## [Exercise requirements]
Please count how many lines below contain the word "text" and reply with only that number.

## [Records supplied]
####################
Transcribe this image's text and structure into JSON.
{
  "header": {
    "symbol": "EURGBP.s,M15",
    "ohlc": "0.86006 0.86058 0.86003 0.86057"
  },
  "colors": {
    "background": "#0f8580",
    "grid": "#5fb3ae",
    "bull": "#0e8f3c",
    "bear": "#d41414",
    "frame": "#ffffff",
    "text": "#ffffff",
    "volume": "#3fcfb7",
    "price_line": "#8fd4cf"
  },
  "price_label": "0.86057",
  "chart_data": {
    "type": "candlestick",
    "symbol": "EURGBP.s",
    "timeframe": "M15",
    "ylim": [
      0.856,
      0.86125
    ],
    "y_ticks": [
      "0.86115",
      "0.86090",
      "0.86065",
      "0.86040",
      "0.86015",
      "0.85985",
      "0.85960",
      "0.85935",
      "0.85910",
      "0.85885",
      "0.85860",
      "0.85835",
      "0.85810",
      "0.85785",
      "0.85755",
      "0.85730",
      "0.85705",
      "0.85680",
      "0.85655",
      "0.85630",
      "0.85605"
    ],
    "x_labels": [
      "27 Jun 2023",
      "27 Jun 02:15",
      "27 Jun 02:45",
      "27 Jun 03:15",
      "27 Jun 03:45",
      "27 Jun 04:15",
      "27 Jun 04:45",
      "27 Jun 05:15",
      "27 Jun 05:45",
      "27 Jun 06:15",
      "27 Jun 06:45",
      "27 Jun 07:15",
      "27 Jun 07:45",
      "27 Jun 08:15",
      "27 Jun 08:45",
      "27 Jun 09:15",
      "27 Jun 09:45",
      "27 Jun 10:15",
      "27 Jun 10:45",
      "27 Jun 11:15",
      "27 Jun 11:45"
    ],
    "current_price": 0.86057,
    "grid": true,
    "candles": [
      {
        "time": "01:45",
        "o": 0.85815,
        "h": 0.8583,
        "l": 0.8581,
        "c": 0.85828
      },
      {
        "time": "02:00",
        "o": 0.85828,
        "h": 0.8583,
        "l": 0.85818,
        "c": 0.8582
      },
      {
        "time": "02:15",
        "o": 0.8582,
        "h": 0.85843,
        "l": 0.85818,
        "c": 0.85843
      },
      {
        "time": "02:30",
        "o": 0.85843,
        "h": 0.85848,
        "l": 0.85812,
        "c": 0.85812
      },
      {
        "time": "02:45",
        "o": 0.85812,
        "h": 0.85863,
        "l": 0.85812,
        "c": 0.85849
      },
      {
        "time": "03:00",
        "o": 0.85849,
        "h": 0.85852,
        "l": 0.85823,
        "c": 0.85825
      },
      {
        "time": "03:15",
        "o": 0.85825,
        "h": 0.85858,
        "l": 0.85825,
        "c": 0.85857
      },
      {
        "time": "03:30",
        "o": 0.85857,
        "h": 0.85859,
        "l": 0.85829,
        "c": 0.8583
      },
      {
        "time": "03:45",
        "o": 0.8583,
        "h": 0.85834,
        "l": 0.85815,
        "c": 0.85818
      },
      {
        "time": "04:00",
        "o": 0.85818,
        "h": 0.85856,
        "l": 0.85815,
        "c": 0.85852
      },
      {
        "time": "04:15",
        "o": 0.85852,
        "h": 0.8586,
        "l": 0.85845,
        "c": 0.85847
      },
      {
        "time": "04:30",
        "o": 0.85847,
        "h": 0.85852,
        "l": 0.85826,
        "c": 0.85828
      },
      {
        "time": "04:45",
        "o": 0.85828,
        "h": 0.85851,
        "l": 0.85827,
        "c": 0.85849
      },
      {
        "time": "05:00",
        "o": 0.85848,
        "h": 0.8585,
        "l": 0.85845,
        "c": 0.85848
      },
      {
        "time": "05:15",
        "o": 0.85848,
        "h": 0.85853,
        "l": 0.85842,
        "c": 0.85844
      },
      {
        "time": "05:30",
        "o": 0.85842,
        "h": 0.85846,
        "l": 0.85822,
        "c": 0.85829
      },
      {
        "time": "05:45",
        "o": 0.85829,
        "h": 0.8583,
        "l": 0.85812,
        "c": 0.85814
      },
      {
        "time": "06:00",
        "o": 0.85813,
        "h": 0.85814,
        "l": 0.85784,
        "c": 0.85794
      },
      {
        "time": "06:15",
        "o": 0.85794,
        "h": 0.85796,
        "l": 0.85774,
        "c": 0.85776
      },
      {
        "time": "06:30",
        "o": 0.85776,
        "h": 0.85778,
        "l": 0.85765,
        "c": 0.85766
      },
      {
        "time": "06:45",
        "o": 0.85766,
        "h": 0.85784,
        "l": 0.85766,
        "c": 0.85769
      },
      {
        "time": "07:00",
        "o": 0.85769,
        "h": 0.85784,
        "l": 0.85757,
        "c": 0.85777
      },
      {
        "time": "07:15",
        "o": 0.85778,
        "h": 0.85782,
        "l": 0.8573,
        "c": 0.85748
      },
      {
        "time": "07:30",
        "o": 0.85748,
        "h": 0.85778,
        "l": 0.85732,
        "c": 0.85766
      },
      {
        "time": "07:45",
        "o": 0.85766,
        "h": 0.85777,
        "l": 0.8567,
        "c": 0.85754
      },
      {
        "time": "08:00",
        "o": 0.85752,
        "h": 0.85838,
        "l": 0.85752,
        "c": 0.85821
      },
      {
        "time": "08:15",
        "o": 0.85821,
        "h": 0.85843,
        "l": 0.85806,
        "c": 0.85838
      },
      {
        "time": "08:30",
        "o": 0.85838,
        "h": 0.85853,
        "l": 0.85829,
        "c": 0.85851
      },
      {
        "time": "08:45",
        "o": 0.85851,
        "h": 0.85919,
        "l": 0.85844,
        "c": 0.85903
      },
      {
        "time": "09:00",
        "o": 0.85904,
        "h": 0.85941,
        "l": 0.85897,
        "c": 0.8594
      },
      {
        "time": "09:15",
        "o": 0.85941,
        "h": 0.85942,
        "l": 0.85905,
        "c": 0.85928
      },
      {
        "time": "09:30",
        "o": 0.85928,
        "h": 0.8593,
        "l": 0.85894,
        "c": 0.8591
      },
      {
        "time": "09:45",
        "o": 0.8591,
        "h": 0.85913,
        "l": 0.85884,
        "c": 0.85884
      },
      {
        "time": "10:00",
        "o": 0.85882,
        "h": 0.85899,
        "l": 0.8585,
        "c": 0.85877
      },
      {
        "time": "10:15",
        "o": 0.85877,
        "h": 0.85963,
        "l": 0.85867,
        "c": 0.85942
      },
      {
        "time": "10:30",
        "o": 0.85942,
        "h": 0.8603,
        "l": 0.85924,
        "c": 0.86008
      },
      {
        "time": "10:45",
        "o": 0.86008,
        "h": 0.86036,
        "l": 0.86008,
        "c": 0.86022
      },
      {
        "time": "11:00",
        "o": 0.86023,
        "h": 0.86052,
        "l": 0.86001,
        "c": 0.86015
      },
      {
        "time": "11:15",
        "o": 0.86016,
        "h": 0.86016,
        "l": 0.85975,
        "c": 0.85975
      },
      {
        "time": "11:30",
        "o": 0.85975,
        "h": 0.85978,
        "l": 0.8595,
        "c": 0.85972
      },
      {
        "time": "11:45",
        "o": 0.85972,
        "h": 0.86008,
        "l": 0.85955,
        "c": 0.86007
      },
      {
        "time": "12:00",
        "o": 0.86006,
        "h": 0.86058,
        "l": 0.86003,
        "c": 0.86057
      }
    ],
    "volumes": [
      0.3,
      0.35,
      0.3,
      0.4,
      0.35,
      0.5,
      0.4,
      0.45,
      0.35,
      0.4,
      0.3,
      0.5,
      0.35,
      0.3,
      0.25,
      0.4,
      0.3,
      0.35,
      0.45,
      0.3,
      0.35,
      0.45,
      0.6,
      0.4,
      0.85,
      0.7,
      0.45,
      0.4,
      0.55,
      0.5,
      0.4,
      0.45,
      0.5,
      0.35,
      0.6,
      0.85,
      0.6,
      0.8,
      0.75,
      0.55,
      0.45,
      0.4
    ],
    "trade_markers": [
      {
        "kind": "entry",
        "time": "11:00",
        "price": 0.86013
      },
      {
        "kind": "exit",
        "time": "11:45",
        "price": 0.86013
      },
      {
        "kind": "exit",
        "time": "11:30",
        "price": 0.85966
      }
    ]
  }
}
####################
## [Answer to this task]
2